1758.--Rev. Ebenezer Turell
wrote his first will, in which he gave the house he purchased of John Giles
to the church in Medford
, “for the use of the ministry for ever.”
He afterwards wrote two different wills.
The bonds and mortgages owned by him in 1772 amounted to £ 4,860.
1759.--In recording marriages, the Rev. Mr. Turell
often designated the trade or profession of the bridegroom.
Jan. 4, 1759, he married a man, and called him “a ranger.”
1759.--The first time of using the silver baptismal basin was Sept. 9, 1759, when Benjamin
, son of Benjamin Francis
, was baptized.
The last baptism in the second meeting-house was of Rhoda
, daughter of Moses Tufts
, Feb. 4, 1770.
The first in the new meeting-house was Lydia, daughter of Samuel Teel
, March 18, 1770.
Nov. 24, 1759.--The name of Mead
occurs for the first time in the Medford
1760.--The word dollar
occurs in the Medford
records for the first time.
1760.--A certain clergyman said to an Indian, “I am sorry to see you drink rum.”
replied, “Yes, we Indians do drink
rum; but we do not make
1761.--The first record of any vote of thanks in Medford
bears date of May 13, 1761, “thanking Mr. Thomas Brooks
for his good services as treasurer.”
1762.--Wages for a man's labor one day, three shillings and fourpence (lawful money); for a man and team, six shillings and eightpence.
Nov. 1, 1763.--The Stamp Act went into operation.
In 1763, there were nine hundred and five full-blooded Indians in the Old Colony.
Sept. 7, 1767.--Voted that the one hundred and three hymns written by Dr. Watts
be used in public worship, in connection with Tate
's version of the Psalms.
was town-clerk for twenty-two years, and resigned in 1767.
He wrote a very legible hand, spelled his words properly, and was the only person in Medford
who seemed to have any care for records, or any thought of posterity in them.
Oct. 13, 1768.--Rev. Edward Brooks
preached for Mr. Turell
, Worcester County, Mass.
, was named in honor of Colonel Royal
, of Medford
1770.--The engraving of the house in which the writer of this history was born is placed at the end of this volume, as his signature.
March 26, 1770.--“Last Tuesday, Henry Lloyd
, set out on a journey to New York, Philadelphia
, and the southern colonies; and it was observed that the gentleman's whole apparel and house furniture were of American manufacture.

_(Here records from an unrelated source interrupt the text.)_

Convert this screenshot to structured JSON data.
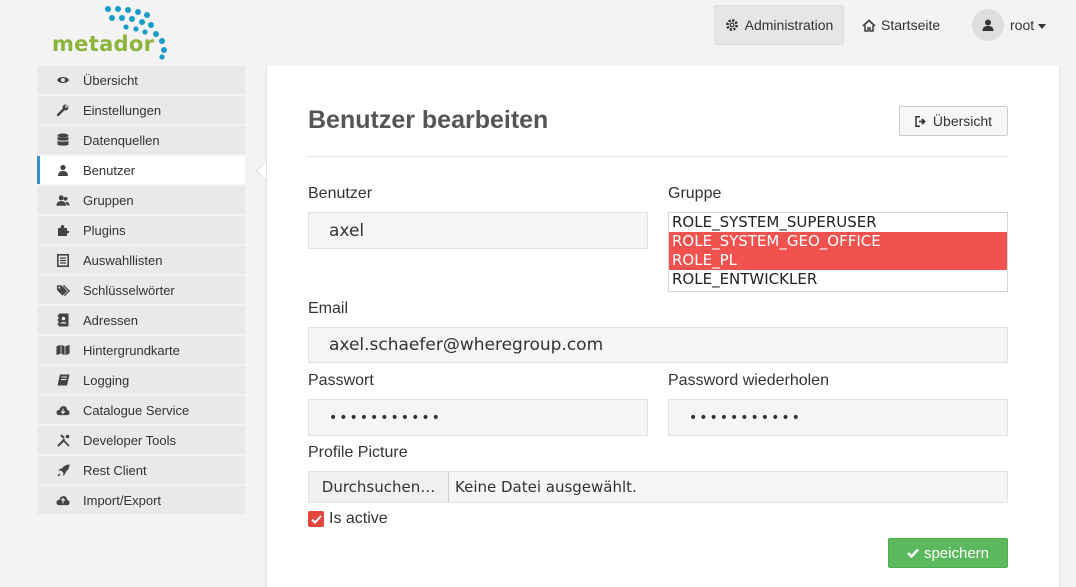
{
  "brand": {
    "name": "metador",
    "dot_color": "#1a9cc9",
    "text_color": "#8cb43c"
  },
  "header": {
    "admin_label": "Administration",
    "start_label": "Startseite",
    "user_label": "root"
  },
  "sidebar": {
    "items": [
      {
        "label": "Übersicht",
        "icon": "eye-icon"
      },
      {
        "label": "Einstellungen",
        "icon": "wrench-icon"
      },
      {
        "label": "Datenquellen",
        "icon": "database-icon"
      },
      {
        "label": "Benutzer",
        "icon": "user-icon",
        "active": true
      },
      {
        "label": "Gruppen",
        "icon": "users-icon"
      },
      {
        "label": "Plugins",
        "icon": "puzzle-icon"
      },
      {
        "label": "Auswahllisten",
        "icon": "list-icon"
      },
      {
        "label": "Schlüsselwörter",
        "icon": "tags-icon"
      },
      {
        "label": "Adressen",
        "icon": "address-book-icon"
      },
      {
        "label": "Hintergrundkarte",
        "icon": "map-icon"
      },
      {
        "label": "Logging",
        "icon": "book-icon"
      },
      {
        "label": "Catalogue Service",
        "icon": "cloud-icon"
      },
      {
        "label": "Developer Tools",
        "icon": "tools-icon"
      },
      {
        "label": "Rest Client",
        "icon": "rocket-icon"
      },
      {
        "label": "Import/Export",
        "icon": "cloud-upload-icon"
      }
    ]
  },
  "main": {
    "title": "Benutzer bearbeiten",
    "overview_button": "Übersicht",
    "user_label": "Benutzer",
    "user_value": "axel",
    "group_label": "Gruppe",
    "groups": [
      {
        "label": "ROLE_SYSTEM_SUPERUSER",
        "selected": false
      },
      {
        "label": "ROLE_SYSTEM_GEO_OFFICE",
        "selected": true
      },
      {
        "label": "ROLE_PL",
        "selected": true
      },
      {
        "label": "ROLE_ENTWICKLER",
        "selected": false
      }
    ],
    "email_label": "Email",
    "email_value": "axel.schaefer@wheregroup.com",
    "password_label": "Passwort",
    "password_value": "•••••••••••",
    "password_repeat_label": "Password wiederholen",
    "password_repeat_value": "•••••••••••",
    "picture_label": "Profile Picture",
    "file_button": "Durchsuchen…",
    "file_status": "Keine Datei ausgewählt.",
    "active_label": "Is active",
    "active_checked": true,
    "save_button": "speichern"
  },
  "colors": {
    "accent": "#3a8fbf",
    "selected": "#f0524f",
    "save": "#5cb85c"
  }
}
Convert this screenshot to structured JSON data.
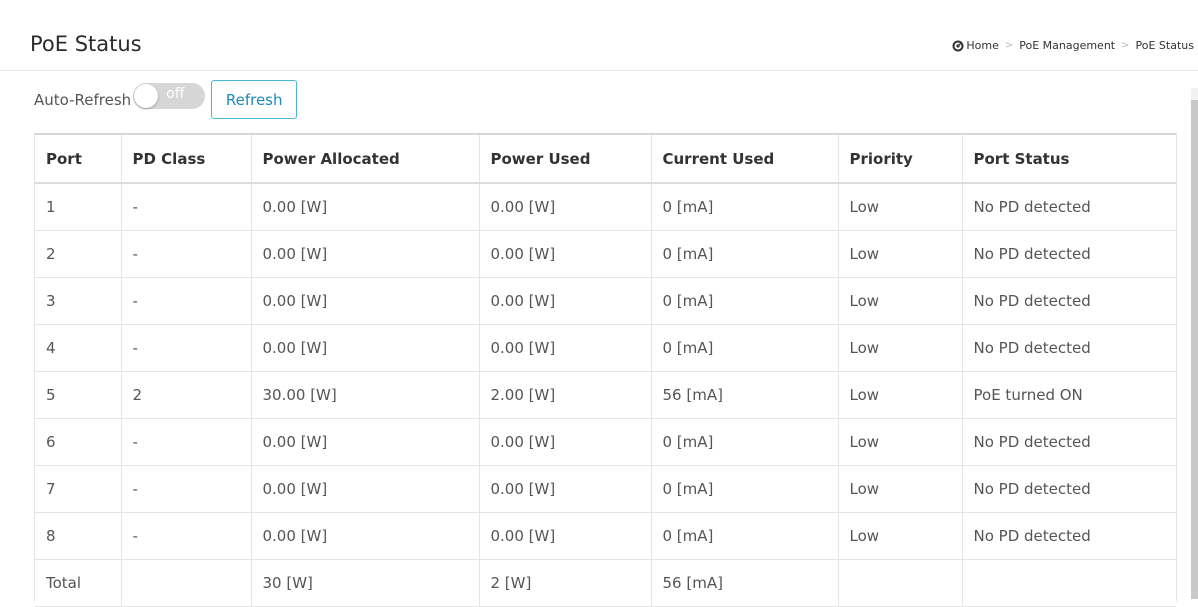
{
  "header": {
    "title": "PoE Status",
    "breadcrumb": [
      "Home",
      "PoE Management",
      "PoE Status"
    ]
  },
  "toolbar": {
    "auto_refresh_label": "Auto-Refresh",
    "toggle_state": "off",
    "refresh_label": "Refresh"
  },
  "table": {
    "columns": [
      "Port",
      "PD Class",
      "Power Allocated",
      "Power Used",
      "Current Used",
      "Priority",
      "Port Status"
    ],
    "rows": [
      [
        "1",
        "-",
        "0.00 [W]",
        "0.00 [W]",
        "0 [mA]",
        "Low",
        "No PD detected"
      ],
      [
        "2",
        "-",
        "0.00 [W]",
        "0.00 [W]",
        "0 [mA]",
        "Low",
        "No PD detected"
      ],
      [
        "3",
        "-",
        "0.00 [W]",
        "0.00 [W]",
        "0 [mA]",
        "Low",
        "No PD detected"
      ],
      [
        "4",
        "-",
        "0.00 [W]",
        "0.00 [W]",
        "0 [mA]",
        "Low",
        "No PD detected"
      ],
      [
        "5",
        "2",
        "30.00 [W]",
        "2.00 [W]",
        "56 [mA]",
        "Low",
        "PoE turned ON"
      ],
      [
        "6",
        "-",
        "0.00 [W]",
        "0.00 [W]",
        "0 [mA]",
        "Low",
        "No PD detected"
      ],
      [
        "7",
        "-",
        "0.00 [W]",
        "0.00 [W]",
        "0 [mA]",
        "Low",
        "No PD detected"
      ],
      [
        "8",
        "-",
        "0.00 [W]",
        "0.00 [W]",
        "0 [mA]",
        "Low",
        "No PD detected"
      ],
      [
        "Total",
        "",
        "30 [W]",
        "2 [W]",
        "56 [mA]",
        "",
        ""
      ]
    ]
  }
}
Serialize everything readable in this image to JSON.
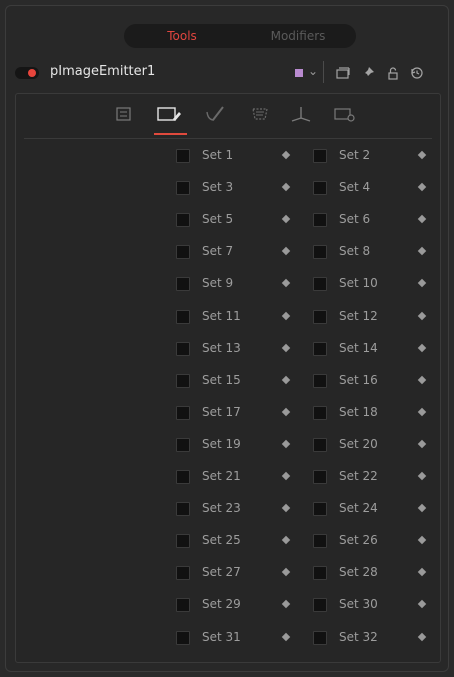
{
  "top_tabs": {
    "tools": "Tools",
    "modifiers": "Modifiers"
  },
  "header": {
    "tool_name": "pImageEmitter1",
    "swatch_color": "#b98bd0",
    "icons": [
      "chevron-down-icon",
      "window-icon",
      "pin-icon",
      "lock-icon",
      "reset-icon"
    ]
  },
  "panel_tabs": [
    {
      "name": "controls-tab-icon",
      "active": false
    },
    {
      "name": "style-tab-icon",
      "active": true
    },
    {
      "name": "paint-tab-icon",
      "active": false
    },
    {
      "name": "region-tab-icon",
      "active": false
    },
    {
      "name": "transform-tab-icon",
      "active": false
    },
    {
      "name": "settings-tab-icon",
      "active": false
    }
  ],
  "accent_color": "#e04a3d",
  "sets": [
    "Set 1",
    "Set 2",
    "Set 3",
    "Set 4",
    "Set 5",
    "Set 6",
    "Set 7",
    "Set 8",
    "Set 9",
    "Set 10",
    "Set 11",
    "Set 12",
    "Set 13",
    "Set 14",
    "Set 15",
    "Set 16",
    "Set 17",
    "Set 18",
    "Set 19",
    "Set 20",
    "Set 21",
    "Set 22",
    "Set 23",
    "Set 24",
    "Set 25",
    "Set 26",
    "Set 27",
    "Set 28",
    "Set 29",
    "Set 30",
    "Set 31",
    "Set 32"
  ]
}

His clothes, linen, shoes, stockings, boots, gloves, hat, even wig and wig-call, were all manufactured and made up in New England
An example truly worthy of imitation.”